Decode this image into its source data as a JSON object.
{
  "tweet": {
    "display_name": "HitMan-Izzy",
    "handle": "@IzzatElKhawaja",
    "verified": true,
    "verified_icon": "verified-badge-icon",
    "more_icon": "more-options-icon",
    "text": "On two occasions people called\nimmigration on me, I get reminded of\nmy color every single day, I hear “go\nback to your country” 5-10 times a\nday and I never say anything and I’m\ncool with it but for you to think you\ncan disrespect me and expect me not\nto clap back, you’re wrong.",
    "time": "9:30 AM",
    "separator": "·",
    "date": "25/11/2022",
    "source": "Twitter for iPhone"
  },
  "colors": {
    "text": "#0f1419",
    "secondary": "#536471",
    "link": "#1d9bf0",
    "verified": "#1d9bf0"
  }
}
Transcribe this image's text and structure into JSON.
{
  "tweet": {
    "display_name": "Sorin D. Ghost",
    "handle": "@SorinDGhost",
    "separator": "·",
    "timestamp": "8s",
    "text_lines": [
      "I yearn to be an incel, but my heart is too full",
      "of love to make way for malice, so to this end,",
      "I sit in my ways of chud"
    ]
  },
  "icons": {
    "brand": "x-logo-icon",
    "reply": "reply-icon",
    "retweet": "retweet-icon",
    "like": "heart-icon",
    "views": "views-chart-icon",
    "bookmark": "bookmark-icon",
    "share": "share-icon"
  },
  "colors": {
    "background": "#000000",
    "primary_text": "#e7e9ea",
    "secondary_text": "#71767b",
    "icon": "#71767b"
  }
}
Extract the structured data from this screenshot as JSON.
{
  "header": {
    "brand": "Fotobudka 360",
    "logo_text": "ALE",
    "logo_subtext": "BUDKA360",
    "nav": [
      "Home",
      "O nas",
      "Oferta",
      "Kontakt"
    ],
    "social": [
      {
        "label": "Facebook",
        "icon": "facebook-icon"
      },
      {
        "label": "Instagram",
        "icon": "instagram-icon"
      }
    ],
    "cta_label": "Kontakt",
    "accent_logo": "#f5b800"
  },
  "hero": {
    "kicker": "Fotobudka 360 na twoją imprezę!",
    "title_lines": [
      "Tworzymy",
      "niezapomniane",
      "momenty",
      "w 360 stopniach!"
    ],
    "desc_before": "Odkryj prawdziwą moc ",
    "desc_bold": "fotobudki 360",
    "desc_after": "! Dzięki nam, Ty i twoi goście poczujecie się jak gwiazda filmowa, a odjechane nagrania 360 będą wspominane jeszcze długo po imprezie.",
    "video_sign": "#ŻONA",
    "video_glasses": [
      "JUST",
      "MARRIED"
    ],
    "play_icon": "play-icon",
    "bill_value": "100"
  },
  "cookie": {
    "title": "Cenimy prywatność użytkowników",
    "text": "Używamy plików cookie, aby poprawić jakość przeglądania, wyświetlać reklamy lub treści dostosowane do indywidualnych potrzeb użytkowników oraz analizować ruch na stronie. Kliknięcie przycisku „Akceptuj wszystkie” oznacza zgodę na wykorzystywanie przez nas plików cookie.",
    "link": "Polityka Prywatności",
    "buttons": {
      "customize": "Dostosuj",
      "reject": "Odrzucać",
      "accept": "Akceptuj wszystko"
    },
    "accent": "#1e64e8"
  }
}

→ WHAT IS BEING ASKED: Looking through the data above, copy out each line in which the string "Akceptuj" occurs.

→ EXPECTED OUTPUT:
    "text": "Używamy plików cookie, aby poprawić jakość przeglądania, wyświetlać reklamy lub treści dostosowane do indywidualnych potrzeb użytkowników oraz analizować ruch na stronie. Kliknięcie przycisku „Akceptuj wszystkie” oznacza zgodę na wykorzystywanie przez nas plików cookie.",
      "accept": "Akceptuj wszystko"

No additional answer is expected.